U.K. challenger bank Coconut, which launched only weeks ago to provide banking services for freelancers, has landed a new partner.
Reports Wednesday (Feb. 7) said PrePay Solutions (PPS) is working with the company to provide Coconut its banking infrastructure and prepaid card technology. Their collaboration will be integral to Coconut delivering banking services to freelancers and contractors, especially as they prepare for new tax rules that require small business (SMBs) and freelancers to file taxes quarterly, beginning in April 2020, the firms said.
Coconut offers freelancers and sole traders a mobile app to automate tax and expense management. Its suite of solutions also comes with a contactless Mastercard for sole traders to make purchases in-person and online.
“It is exciting to be working with a company as innovative as Coconut,” said PrePay Solutions CEO Ray Brash in a statement. “As with any partnership, the chemistry has to be right, and the Coconut team is perfectly aligned with our company vision and ambition.”
“Freelancers, sole traders and small businesses are the backbone of our economy, but they are completely underserved when it comes to fit-for-purpose digital banking and account tools,” he continued. “Working together with Coconut, we’re offering a completely new type of product to a growing and underserved group, helping them to benefit from personalized accounts that truly meet their business needs both now and in the future.”
“We’re really pleased to be working with the PPS team; they have created the best banking infrastructure product in the U.K. and are bringing some of the most innovative financial products to market,” added Coconut CEO Sean O’Connor. “We’ve worked together to deliver our product in record time with our beta launch this January.

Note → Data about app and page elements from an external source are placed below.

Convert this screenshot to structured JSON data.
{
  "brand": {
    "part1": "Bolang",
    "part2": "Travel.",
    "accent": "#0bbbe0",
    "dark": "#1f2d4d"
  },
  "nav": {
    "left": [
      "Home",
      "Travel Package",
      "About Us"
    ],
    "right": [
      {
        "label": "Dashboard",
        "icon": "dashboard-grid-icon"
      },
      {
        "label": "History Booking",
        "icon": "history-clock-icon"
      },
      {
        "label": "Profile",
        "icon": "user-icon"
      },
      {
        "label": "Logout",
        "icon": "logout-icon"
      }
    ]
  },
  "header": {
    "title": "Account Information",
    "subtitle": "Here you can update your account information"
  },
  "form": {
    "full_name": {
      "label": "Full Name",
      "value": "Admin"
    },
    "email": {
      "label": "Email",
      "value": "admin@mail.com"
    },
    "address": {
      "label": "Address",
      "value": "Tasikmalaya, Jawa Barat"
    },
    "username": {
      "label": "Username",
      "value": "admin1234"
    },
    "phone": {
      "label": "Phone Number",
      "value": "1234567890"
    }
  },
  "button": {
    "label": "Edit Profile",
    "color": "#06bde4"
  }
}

PPS is a crucial long-term partner for us.”
O’Connor recently spoke with PYMNTS about the launch of Coconut and some of the challenges freelancers face when accessing financial services.
“When I was self-employed, I tried to open a business bank account,” O’Connor said. “I had to book an appointment in the local branch and go sit for an hour and fill out a questionnaire. It just felt like the bank was putting up a hurdle for me to open the account.”